Input data:
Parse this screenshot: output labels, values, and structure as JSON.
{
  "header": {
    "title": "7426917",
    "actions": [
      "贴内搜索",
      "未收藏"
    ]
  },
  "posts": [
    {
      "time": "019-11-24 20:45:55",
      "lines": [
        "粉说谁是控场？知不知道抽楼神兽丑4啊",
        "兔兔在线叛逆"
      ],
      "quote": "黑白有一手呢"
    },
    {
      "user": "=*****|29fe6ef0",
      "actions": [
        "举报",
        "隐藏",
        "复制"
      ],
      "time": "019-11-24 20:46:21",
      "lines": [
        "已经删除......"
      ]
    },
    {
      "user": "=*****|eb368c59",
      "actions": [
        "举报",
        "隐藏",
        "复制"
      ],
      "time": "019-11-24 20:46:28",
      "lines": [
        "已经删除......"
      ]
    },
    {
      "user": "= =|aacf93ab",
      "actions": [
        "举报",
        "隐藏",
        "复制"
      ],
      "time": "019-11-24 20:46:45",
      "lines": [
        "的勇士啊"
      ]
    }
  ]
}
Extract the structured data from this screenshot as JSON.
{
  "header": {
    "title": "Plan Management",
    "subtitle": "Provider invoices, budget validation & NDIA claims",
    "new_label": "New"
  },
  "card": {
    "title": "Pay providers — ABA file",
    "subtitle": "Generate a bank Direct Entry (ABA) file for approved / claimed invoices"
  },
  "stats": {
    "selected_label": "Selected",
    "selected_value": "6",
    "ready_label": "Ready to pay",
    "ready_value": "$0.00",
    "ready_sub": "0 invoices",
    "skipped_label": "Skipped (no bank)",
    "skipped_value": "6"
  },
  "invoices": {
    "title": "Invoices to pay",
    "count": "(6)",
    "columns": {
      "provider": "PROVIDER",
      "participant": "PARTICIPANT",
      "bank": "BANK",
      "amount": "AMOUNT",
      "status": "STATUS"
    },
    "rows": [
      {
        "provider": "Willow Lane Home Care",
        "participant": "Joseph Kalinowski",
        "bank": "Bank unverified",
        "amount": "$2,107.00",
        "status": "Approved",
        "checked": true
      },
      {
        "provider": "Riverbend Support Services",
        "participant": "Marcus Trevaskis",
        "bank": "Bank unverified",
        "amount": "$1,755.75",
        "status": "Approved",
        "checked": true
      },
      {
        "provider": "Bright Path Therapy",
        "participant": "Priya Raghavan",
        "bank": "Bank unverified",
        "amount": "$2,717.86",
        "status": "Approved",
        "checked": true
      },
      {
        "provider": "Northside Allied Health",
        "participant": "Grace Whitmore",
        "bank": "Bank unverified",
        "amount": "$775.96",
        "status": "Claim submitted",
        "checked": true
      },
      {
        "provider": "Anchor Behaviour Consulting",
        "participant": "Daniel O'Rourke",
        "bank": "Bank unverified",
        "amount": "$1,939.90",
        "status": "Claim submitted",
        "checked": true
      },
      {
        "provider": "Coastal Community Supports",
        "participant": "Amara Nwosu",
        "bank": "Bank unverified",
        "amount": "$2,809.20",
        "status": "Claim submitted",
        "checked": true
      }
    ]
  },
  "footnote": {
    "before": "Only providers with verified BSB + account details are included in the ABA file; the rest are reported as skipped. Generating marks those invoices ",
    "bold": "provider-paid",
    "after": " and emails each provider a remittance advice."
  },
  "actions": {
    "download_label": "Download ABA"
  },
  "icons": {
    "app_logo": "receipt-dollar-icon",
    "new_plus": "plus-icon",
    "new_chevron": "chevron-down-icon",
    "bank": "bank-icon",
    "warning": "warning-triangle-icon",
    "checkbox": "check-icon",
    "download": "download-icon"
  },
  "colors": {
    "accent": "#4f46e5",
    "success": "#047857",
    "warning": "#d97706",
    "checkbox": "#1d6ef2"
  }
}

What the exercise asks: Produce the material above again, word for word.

Response area:
Parse this screenshot: output labels, values, and structure as JSON.
{
  "header": {
    "title": "7426917",
    "actions": [
      "贴内搜索",
      "未收藏"
    ]
  },
  "posts": [
    {
      "time": "019-11-24 20:45:55",
      "lines": [
        "粉说谁是控场？知不知道抽楼神兽丑4啊",
        "兔兔在线叛逆"
      ],
      "quote": "黑白有一手呢"
    },
    {
      "user": "=*****|29fe6ef0",
      "actions": [
        "举报",
        "隐藏",
        "复制"
      ],
      "time": "019-11-24 20:46:21",
      "lines": [
        "已经删除......"
      ]
    },
    {
      "user": "=*****|eb368c59",
      "actions": [
        "举报",
        "隐藏",
        "复制"
      ],
      "time": "019-11-24 20:46:28",
      "lines": [
        "已经删除......"
      ]
    },
    {
      "user": "= =|aacf93ab",
      "actions": [
        "举报",
        "隐藏",
        "复制"
      ],
      "time": "019-11-24 20:46:45",
      "lines": [
        "的勇士啊"
      ]
    }
  ]
}
Extract the structured data from this screenshot as JSON.
{
  "header": {
    "title": "Plan Management",
    "subtitle": "Provider invoices, budget validation & NDIA claims",
    "new_label": "New"
  },
  "card": {
    "title": "Pay providers — ABA file",
    "subtitle": "Generate a bank Direct Entry (ABA) file for approved / claimed invoices"
  },
  "stats": {
    "selected_label": "Selected",
    "selected_value": "6",
    "ready_label": "Ready to pay",
    "ready_value": "$0.00",
    "ready_sub": "0 invoices",
    "skipped_label": "Skipped (no bank)",
    "skipped_value": "6"
  },
  "invoices": {
    "title": "Invoices to pay",
    "count": "(6)",
    "columns": {
      "provider": "PROVIDER",
      "participant": "PARTICIPANT",
      "bank": "BANK",
      "amount": "AMOUNT",
      "status": "STATUS"
    },
    "rows": [
      {
        "provider": "Willow Lane Home Care",
        "participant": "Joseph Kalinowski",
        "bank": "Bank unverified",
        "amount": "$2,107.00",
        "status": "Approved",
        "checked": true
      },
      {
        "provider": "Riverbend Support Services",
        "participant": "Marcus Trevaskis",
        "bank": "Bank unverified",
        "amount": "$1,755.75",
        "status": "Approved",
        "checked": true
      },
      {
        "provider": "Bright Path Therapy",
        "participant": "Priya Raghavan",
        "bank": "Bank unverified",
        "amount": "$2,717.86",
        "status": "Approved",
        "checked": true
      },
      {
        "provider": "Northside Allied Health",
        "participant": "Grace Whitmore",
        "bank": "Bank unverified",
        "amount": "$775.96",
        "status": "Claim submitted",
        "checked": true
      },
      {
        "provider": "Anchor Behaviour Consulting",
        "participant": "Daniel O'Rourke",
        "bank": "Bank unverified",
        "amount": "$1,939.90",
        "status": "Claim submitted",
        "checked": true
      },
      {
        "provider": "Coastal Community Supports",
        "participant": "Amara Nwosu",
        "bank": "Bank unverified",
        "amount": "$2,809.20",
        "status": "Claim submitted",
        "checked": true
      }
    ]
  },
  "footnote": {
    "before": "Only providers with verified BSB + account details are included in the ABA file; the rest are reported as skipped. Generating marks those invoices ",
    "bold": "provider-paid",
    "after": " and emails each provider a remittance advice."
  },
  "actions": {
    "download_label": "Download ABA"
  },
  "icons": {
    "app_logo": "receipt-dollar-icon",
    "new_plus": "plus-icon",
    "new_chevron": "chevron-down-icon",
    "bank": "bank-icon",
    "warning": "warning-triangle-icon",
    "checkbox": "check-icon",
    "download": "download-icon"
  },
  "colors": {
    "accent": "#4f46e5",
    "success": "#047857",
    "warning": "#d97706",
    "checkbox": "#1d6ef2"
  }
}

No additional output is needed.